Limerick improved in the last 10 minutes of the first half and three pointed frees by Mike Galligan, accompanied by points from Barry Foley and James Moran, had them back in contention by halftime when they trailed by just five points, 1-9 to 0-7. Waterford, inspired by Flynn, Ken McGrath, who scored four points, Brian Flannery, Sean Cullinane and Tony Browne, who passed a late fitness test, regained the initiative early in the second half to pull seven points clear but Greene’s dismissal changed the complexion of the game.
It gave Limerick renewed hope but in the end time ran out on them. It was a great win for Waterford, who showed that they have retained the sense of energy and enterprise which brought them so close to winning major honors last year. They now move on with confidence to the Munster semifinal clash against Cork in Thurles a week from Sunday.
Fermanagh end drought

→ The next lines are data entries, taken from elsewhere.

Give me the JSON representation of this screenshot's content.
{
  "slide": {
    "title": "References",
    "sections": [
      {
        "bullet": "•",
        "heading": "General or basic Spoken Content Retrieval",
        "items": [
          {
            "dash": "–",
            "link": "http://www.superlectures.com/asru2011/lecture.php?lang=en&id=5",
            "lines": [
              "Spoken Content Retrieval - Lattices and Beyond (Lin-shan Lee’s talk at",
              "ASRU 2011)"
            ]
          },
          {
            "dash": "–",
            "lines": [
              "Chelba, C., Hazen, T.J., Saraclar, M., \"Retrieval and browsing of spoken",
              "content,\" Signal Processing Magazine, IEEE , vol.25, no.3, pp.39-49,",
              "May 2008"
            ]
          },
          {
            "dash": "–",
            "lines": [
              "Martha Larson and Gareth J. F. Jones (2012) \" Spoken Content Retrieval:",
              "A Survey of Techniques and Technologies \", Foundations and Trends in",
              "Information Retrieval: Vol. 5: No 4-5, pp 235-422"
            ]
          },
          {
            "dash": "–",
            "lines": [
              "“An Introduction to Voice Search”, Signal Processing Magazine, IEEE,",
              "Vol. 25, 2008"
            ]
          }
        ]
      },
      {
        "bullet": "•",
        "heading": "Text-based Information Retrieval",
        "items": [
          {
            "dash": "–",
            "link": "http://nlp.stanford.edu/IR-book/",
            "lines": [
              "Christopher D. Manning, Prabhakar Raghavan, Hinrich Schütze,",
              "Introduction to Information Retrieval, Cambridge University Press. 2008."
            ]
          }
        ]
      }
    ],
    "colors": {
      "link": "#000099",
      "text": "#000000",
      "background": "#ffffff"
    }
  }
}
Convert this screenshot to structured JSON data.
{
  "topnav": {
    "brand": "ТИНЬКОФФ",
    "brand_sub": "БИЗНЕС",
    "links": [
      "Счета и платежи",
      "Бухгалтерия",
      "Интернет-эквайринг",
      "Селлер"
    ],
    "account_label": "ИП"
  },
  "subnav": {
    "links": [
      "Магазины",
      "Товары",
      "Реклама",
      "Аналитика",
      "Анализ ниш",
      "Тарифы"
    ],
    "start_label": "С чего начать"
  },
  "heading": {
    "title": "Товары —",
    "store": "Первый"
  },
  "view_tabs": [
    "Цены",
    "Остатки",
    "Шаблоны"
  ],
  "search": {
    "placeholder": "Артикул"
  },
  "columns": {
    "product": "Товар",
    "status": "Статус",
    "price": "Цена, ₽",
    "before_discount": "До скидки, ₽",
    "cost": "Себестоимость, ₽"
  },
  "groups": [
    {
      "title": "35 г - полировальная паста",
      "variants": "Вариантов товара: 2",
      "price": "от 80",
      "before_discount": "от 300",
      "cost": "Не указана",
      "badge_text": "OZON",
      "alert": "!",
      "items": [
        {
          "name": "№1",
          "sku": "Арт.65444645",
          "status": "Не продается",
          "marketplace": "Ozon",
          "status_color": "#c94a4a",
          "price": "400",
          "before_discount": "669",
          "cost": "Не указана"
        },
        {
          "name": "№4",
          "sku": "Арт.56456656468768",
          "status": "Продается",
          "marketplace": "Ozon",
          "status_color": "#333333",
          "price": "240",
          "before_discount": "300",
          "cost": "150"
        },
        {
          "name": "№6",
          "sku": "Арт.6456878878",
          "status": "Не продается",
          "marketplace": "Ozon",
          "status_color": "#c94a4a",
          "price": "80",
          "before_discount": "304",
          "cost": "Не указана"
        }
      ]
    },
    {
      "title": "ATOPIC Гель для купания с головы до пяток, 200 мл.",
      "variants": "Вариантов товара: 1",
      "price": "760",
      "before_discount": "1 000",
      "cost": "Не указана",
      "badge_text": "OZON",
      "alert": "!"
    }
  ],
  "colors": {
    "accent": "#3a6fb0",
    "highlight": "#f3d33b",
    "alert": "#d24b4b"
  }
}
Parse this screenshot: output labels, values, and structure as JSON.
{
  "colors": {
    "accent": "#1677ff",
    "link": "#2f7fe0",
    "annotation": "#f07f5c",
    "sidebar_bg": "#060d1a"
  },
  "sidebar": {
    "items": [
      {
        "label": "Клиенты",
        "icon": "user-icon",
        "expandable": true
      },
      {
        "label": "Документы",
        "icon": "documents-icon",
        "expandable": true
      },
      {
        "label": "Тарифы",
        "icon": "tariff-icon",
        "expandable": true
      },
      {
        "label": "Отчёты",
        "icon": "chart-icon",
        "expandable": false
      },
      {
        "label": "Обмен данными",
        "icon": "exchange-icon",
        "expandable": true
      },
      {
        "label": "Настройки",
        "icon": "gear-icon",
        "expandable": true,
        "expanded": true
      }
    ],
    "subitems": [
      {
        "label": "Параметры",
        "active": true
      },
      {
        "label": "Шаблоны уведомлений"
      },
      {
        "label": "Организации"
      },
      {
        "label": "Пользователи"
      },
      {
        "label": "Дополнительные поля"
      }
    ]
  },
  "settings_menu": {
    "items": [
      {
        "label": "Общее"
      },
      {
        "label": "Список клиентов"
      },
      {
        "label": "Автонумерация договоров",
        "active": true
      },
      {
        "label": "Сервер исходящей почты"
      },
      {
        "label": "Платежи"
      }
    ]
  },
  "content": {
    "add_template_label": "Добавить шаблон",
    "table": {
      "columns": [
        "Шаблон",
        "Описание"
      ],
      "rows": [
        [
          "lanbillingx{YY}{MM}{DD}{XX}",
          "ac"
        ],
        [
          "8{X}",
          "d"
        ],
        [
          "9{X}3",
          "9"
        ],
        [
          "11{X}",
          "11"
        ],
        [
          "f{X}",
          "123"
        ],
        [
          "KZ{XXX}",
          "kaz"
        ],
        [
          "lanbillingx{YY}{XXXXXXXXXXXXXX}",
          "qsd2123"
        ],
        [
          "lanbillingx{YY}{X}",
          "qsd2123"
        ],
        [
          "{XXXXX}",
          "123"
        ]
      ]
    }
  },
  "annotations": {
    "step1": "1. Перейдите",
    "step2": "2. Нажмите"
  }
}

Fermanagh pulled off the first surprise of the 1999 Bank of Ireland football championships when they beat Monaghan by 2-12 to 1-10 in Clones on Sunday.
It was Fermanagh’s first win in the championship since 1992 and set them for a quarterfinal clash with Tyrone.
Monaghan started as hot favorites and looked to be on their way to an easy win when Declan Smyth goaled from the penalty spot in the second minute. Monaghan led by 1-4 to 0-2 after 14 minutes, but gradually Fermanagh battled back and a goal from Shane King, also from the penalty spot, in the 25th minute changed the pattern of the game and by halftime a shock looked on when Fermanagh led by 1-6 to 1-5.
King scored a second goal three minutes after the restart to give Fermanagh a decisive advantage, and while Monaghan cut the gap to two points with 10 minutes remaining, they failed to score again while Fermanagh added three points.
Roscommon had a successful lift-off to their Connacht championship campaign when they beat Leitrim by 0-15 to 1-7 at Carrick-on-Shannon. It was a pretty comfortable afternoon for Gay Sheerin’s team. The sides were level — 1-3 to 0-6 — at halftime, but Roscommon pulled away in the second half.
€ Frankie Dolan scored three of their points while his cousin Des kicked 1-6 as Westmeath overwhelmed Longford in the Leinster championship tie at Mullingar. The game was all but over at the interval when Westmeath led by 3-6 to 0-5, a lead they extended to 19 points (3-15 to 0-5) by the 53rd minute. Longford rallied and scored 2-4 in the closing 16 minutes, but it was no more than a token gesture of defiance as the game was well beyond their reach by then.
€ Wexford’s hurlers led Dublin by 1-13 to 0-7 with 18 minutes to go in their Guinness Leinster championship tie at Nowlan Park but Dublin staged a great recovery which fell just a point short (1-13 to 1-12) at the finish. It was all very disappointing for Dublin, who had plenty chance to draw level but were let down by poor shooting. They shot 17 wides to Wexford’s 11 on a day when Adrian Fenlon was Wexford’s top scorer on 0-5.